Rye beers contain a robust portion of rye grain in the mix, providing complex spicy, tart undertones. Harpoon Brewery has two ryes in their stable of excellent beers. The Leviathan Imperial Rye and the small batch Rich & Dan’s Rye IPA. The Leviathan is a surprisingly easy going beer at almost 9% (perhaps we should say ‘deceptively’?) Rich, with caramel malts suffused with a bread pudding like flavor giving way to spicy, warm rye flavors. Two of these are guaranteed to warm you head to toe! Rich & Dan’s Rye IPA is a gentler take on the rye beer for sure, but no less delicious, golden rye forward maltiness is wrapped up in herbal and grassy noble hop aromas. A more classicly inspired brew, Rugbrød from California’s The Bruery is a take on classic Danish rye beers. Thick, frothy, flavors of black bread, burnt orange, spice, toffee, wood smoke. Pair this with friends and a roaring fire. Founders Brewing’s Red’s Rye is a gutsy IPA with a strong base of rye flavors. The brassy grapefuity hops always threatening to steal the show, but the strong rye malt holds them forever at bay. Not a gentle pint of brew, more of an exhilarating roller coaster you find yourself going back to again and again.

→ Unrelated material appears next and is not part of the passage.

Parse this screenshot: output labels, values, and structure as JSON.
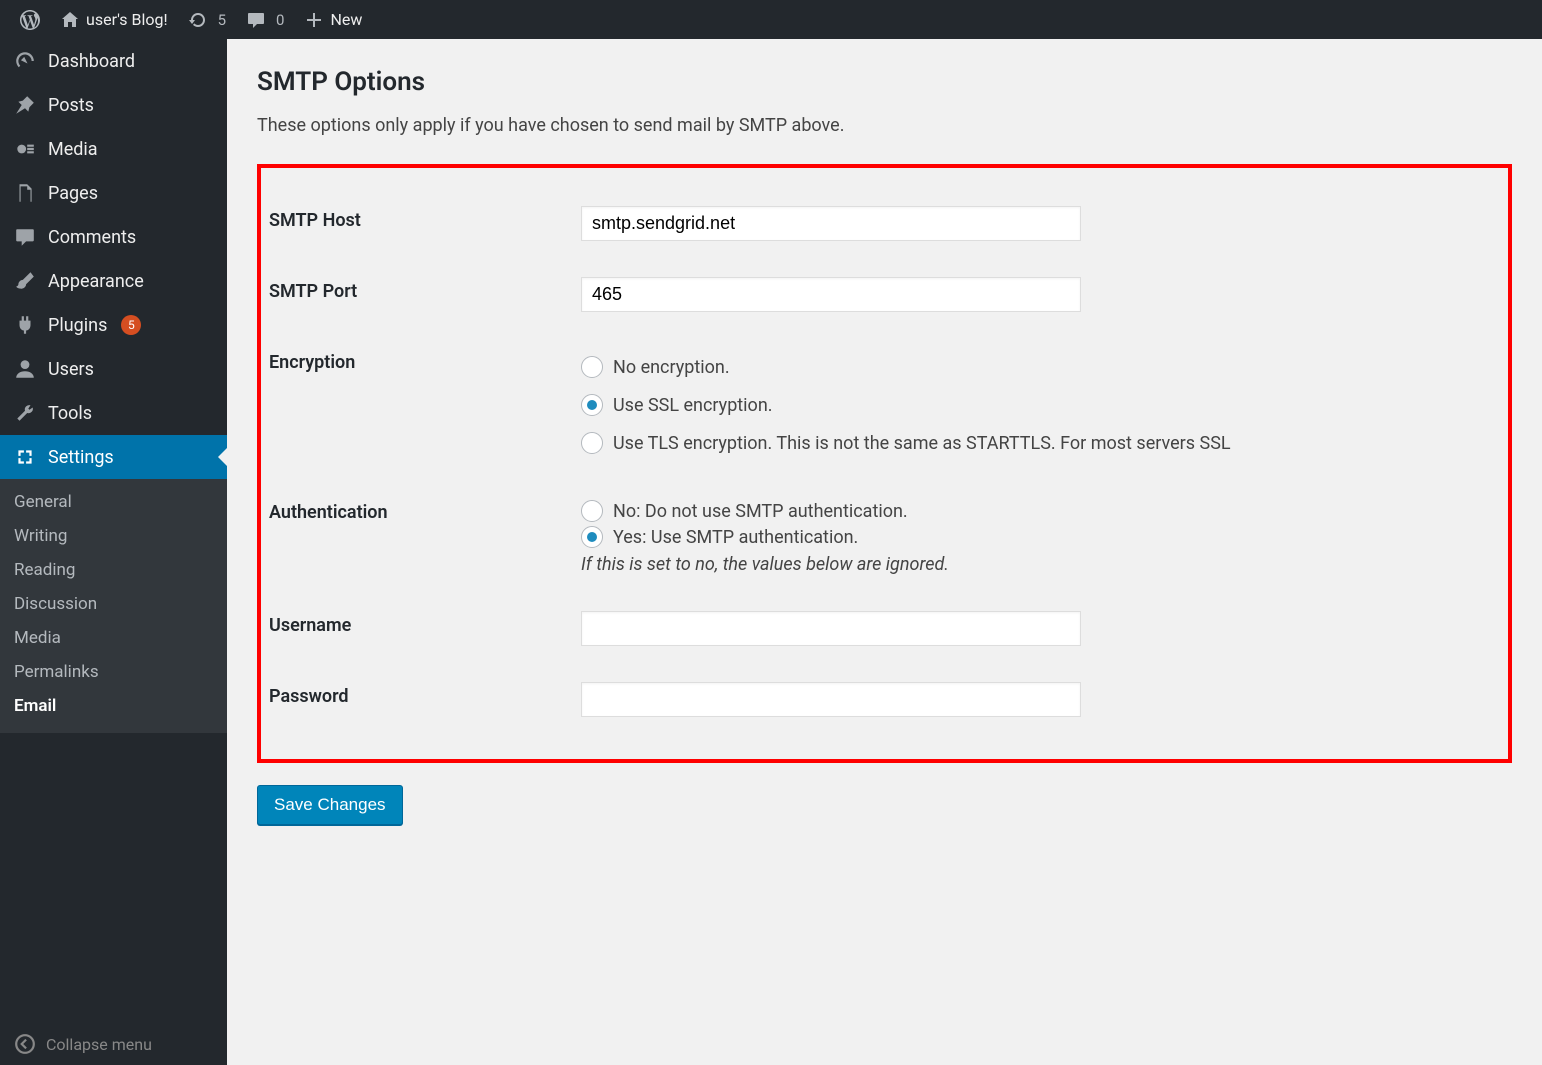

Now go forth to good fall drinking! Prost!
No real recipe with this one, just a word of caution; “be careful with Boilermakers”. They’re really nothing more than a means for the drinker to forget about a bad break-up, a bad day at the office, or anything else you wish to put behind you for the night. Have no more than three, and make damn sure you’ve lined up a safe way back home when it is time to sleep. Yes…I do indulge, on occasion.
Here we go –

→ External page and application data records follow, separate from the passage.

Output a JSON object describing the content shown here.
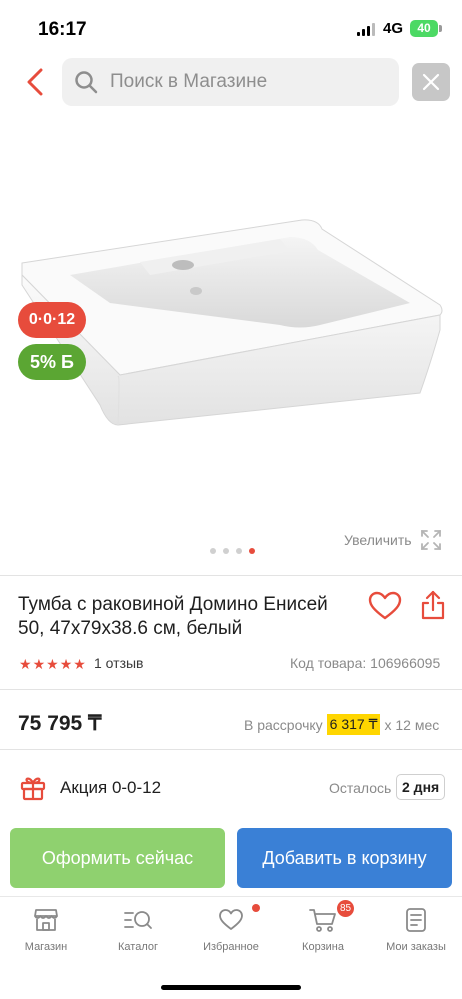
{
  "status_bar": {
    "time": "16:17",
    "network": "4G",
    "battery": "40"
  },
  "header": {
    "search_placeholder": "Поиск в Магазине"
  },
  "product": {
    "promo_badge": "0·0·12",
    "bonus_badge": "5% Б",
    "zoom_label": "Увеличить",
    "gallery": {
      "total": 4,
      "active": 4
    },
    "title": "Тумба с раковиной Домино Енисей 50, 47х79х38.6 см, белый",
    "rating": 5,
    "reviews": "1 отзыв",
    "sku": "Код товара: 106966095",
    "price": "75 795 ₸",
    "installment": {
      "prefix": "В рассрочку",
      "amount": "6 317 ₸",
      "suffix": "х 12 мес"
    },
    "promotion": {
      "label": "Акция 0-0-12",
      "remaining_label": "Осталось",
      "remaining_value": "2 дня"
    }
  },
  "actions": {
    "buy_now": "Оформить сейчас",
    "add_to_cart": "Добавить в корзину"
  },
  "nav": {
    "items": [
      {
        "label": "Магазин",
        "icon": "shop-icon"
      },
      {
        "label": "Каталог",
        "icon": "catalog-search-icon"
      },
      {
        "label": "Избранное",
        "icon": "heart-icon"
      },
      {
        "label": "Корзина",
        "icon": "cart-icon"
      },
      {
        "label": "Мои заказы",
        "icon": "orders-icon"
      }
    ],
    "cart_count": "85"
  },
  "colors": {
    "accent_red": "#e74c3c",
    "green_button": "#8fd16f",
    "blue_button": "#3a80d6",
    "bonus_green": "#5ba633",
    "installment_yellow": "#ffd600"
  }
}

- 2 oz Whiskey (Bourbon/Scotch/Sour Mash)
- Glass of Beer
Shoot the whiskey in a shot glass; chase the shot with a beer, putting the beer glass down when it’s empty.
When it’s really hot outside, or I’ve come home to a steamy house on a summer night, I occasionally like a beer on ice. That’s what a Foxtail is; a cold beer poured over ice with a long twist or “tail” of orange or lemon peel as garnish. The oil in the citrus peel does add a little snap to the flavor plus just the smell of the fruit skin adds to the overall cool down experienced.
Here we go –
Wait for a 90+-degree day or night, crack a beer (lager is the best), and pour it over cracked ice in a tall glass. Add the peel, then stand in front of an air conditioner.